# What is needed:
Copy each line below as it stands, but skip any picture it contains.

# Stored data:

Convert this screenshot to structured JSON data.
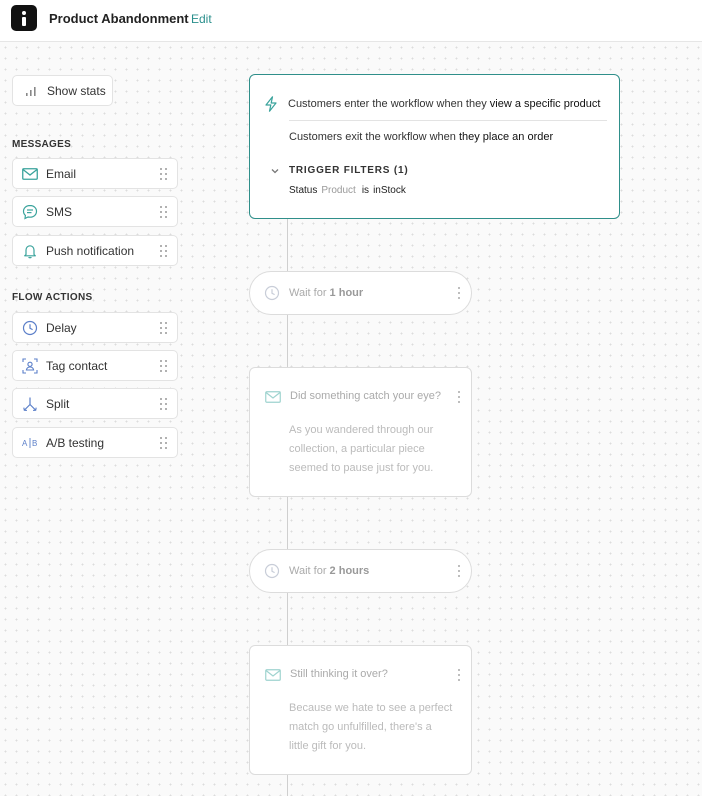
{
  "header": {
    "title": "Product Abandonment",
    "edit_label": "Edit"
  },
  "sidebar": {
    "show_stats_label": "Show stats",
    "messages_heading": "MESSAGES",
    "messages": [
      {
        "label": "Email",
        "icon": "envelope-icon"
      },
      {
        "label": "SMS",
        "icon": "chat-bubble-icon"
      },
      {
        "label": "Push notification",
        "icon": "bell-icon"
      }
    ],
    "flow_actions_heading": "FLOW ACTIONS",
    "flow_actions": [
      {
        "label": "Delay",
        "icon": "clock-icon"
      },
      {
        "label": "Tag contact",
        "icon": "tag-contact-icon"
      },
      {
        "label": "Split",
        "icon": "split-icon"
      },
      {
        "label": "A/B testing",
        "icon": "ab-testing-icon"
      }
    ]
  },
  "trigger": {
    "enter_prefix": "Customers enter the workflow when they ",
    "enter_condition": "view a specific product",
    "exit_prefix": "Customers exit the workflow when ",
    "exit_condition": "they place an order",
    "filters_heading": "TRIGGER FILTERS (1)",
    "filter": {
      "field": "Status",
      "entity": "Product",
      "operator": "is",
      "value": "inStock"
    }
  },
  "steps": [
    {
      "type": "wait",
      "prefix": "Wait for ",
      "duration": "1 hour"
    },
    {
      "type": "email",
      "subject": "Did something catch your eye?",
      "body": "As you wandered through our collection, a particular piece seemed to pause just for you."
    },
    {
      "type": "wait",
      "prefix": "Wait for ",
      "duration": "2 hours"
    },
    {
      "type": "email",
      "subject": "Still thinking it over?",
      "body": "Because we hate to see a perfect match go unfulfilled, there's a little gift for you."
    }
  ],
  "colors": {
    "accent": "#2f8f8a",
    "edit_link": "#2a8f8c",
    "icon_teal": "#3aa39c",
    "icon_blue": "#5b7fc9"
  }
}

# Exercise output:
Convert this screenshot to structured JSON data.
{
  "header": {
    "title": "Product Abandonment",
    "edit_label": "Edit"
  },
  "sidebar": {
    "show_stats_label": "Show stats",
    "messages_heading": "MESSAGES",
    "messages": [
      {
        "label": "Email",
        "icon": "envelope-icon"
      },
      {
        "label": "SMS",
        "icon": "chat-bubble-icon"
      },
      {
        "label": "Push notification",
        "icon": "bell-icon"
      }
    ],
    "flow_actions_heading": "FLOW ACTIONS",
    "flow_actions": [
      {
        "label": "Delay",
        "icon": "clock-icon"
      },
      {
        "label": "Tag contact",
        "icon": "tag-contact-icon"
      },
      {
        "label": "Split",
        "icon": "split-icon"
      },
      {
        "label": "A/B testing",
        "icon": "ab-testing-icon"
      }
    ]
  },
  "trigger": {
    "enter_prefix": "Customers enter the workflow when they ",
    "enter_condition": "view a specific product",
    "exit_prefix": "Customers exit the workflow when ",
    "exit_condition": "they place an order",
    "filters_heading": "TRIGGER FILTERS (1)",
    "filter": {
      "field": "Status",
      "entity": "Product",
      "operator": "is",
      "value": "inStock"
    }
  },
  "steps": [
    {
      "type": "wait",
      "prefix": "Wait for ",
      "duration": "1 hour"
    },
    {
      "type": "email",
      "subject": "Did something catch your eye?",
      "body": "As you wandered through our collection, a particular piece seemed to pause just for you."
    },
    {
      "type": "wait",
      "prefix": "Wait for ",
      "duration": "2 hours"
    },
    {
      "type": "email",
      "subject": "Still thinking it over?",
      "body": "Because we hate to see a perfect match go unfulfilled, there's a little gift for you."
    }
  ],
  "colors": {
    "accent": "#2f8f8a",
    "edit_link": "#2a8f8c",
    "icon_teal": "#3aa39c",
    "icon_blue": "#5b7fc9"
  }
}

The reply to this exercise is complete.